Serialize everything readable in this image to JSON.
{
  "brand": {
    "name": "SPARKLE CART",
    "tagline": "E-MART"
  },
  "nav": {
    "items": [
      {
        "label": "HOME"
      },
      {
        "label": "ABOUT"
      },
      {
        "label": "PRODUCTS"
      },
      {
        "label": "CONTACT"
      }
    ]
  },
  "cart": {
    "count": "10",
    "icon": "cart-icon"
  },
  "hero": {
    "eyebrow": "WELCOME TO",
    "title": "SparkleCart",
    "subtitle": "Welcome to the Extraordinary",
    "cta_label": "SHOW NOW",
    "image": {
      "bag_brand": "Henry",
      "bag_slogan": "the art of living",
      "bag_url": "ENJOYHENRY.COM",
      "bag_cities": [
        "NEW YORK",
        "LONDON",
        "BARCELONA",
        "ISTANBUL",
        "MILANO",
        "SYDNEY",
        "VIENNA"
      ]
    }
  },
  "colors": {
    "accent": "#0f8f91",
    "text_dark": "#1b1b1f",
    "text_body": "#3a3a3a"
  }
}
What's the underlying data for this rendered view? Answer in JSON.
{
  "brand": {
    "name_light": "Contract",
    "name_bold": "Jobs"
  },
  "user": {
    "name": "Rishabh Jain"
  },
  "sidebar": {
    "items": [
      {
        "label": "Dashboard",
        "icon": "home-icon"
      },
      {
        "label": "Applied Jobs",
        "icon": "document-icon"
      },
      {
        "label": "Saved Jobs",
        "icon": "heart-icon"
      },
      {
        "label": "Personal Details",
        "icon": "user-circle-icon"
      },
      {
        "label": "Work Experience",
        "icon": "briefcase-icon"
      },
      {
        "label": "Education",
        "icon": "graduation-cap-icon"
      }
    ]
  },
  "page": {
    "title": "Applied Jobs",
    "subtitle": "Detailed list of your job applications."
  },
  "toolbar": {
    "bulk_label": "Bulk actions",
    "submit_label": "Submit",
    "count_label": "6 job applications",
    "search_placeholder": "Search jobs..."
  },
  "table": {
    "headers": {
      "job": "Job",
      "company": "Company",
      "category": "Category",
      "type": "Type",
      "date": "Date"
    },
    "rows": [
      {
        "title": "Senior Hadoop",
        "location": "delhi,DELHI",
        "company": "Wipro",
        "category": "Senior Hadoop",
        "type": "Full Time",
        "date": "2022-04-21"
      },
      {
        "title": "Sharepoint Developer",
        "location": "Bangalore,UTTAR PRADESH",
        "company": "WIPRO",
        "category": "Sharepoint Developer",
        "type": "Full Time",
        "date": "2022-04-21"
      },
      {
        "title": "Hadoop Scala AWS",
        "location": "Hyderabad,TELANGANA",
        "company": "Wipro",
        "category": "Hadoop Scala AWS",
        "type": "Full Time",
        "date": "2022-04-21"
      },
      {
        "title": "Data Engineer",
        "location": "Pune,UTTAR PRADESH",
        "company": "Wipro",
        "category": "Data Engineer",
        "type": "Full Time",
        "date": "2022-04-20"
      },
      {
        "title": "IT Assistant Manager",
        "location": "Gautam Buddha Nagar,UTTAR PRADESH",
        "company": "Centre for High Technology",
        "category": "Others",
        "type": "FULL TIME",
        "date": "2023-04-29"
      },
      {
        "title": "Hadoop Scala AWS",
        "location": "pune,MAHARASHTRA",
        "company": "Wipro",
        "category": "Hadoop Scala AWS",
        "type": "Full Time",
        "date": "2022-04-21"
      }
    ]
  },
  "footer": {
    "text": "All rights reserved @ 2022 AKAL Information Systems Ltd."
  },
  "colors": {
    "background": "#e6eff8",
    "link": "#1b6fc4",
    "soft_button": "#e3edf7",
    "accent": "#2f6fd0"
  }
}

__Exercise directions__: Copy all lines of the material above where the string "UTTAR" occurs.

__Exercise output__:
        "location": "Bangalore,UTTAR PRADESH",
        "location": "Pune,UTTAR PRADESH",
        "location": "Gautam Buddha Nagar,UTTAR PRADESH",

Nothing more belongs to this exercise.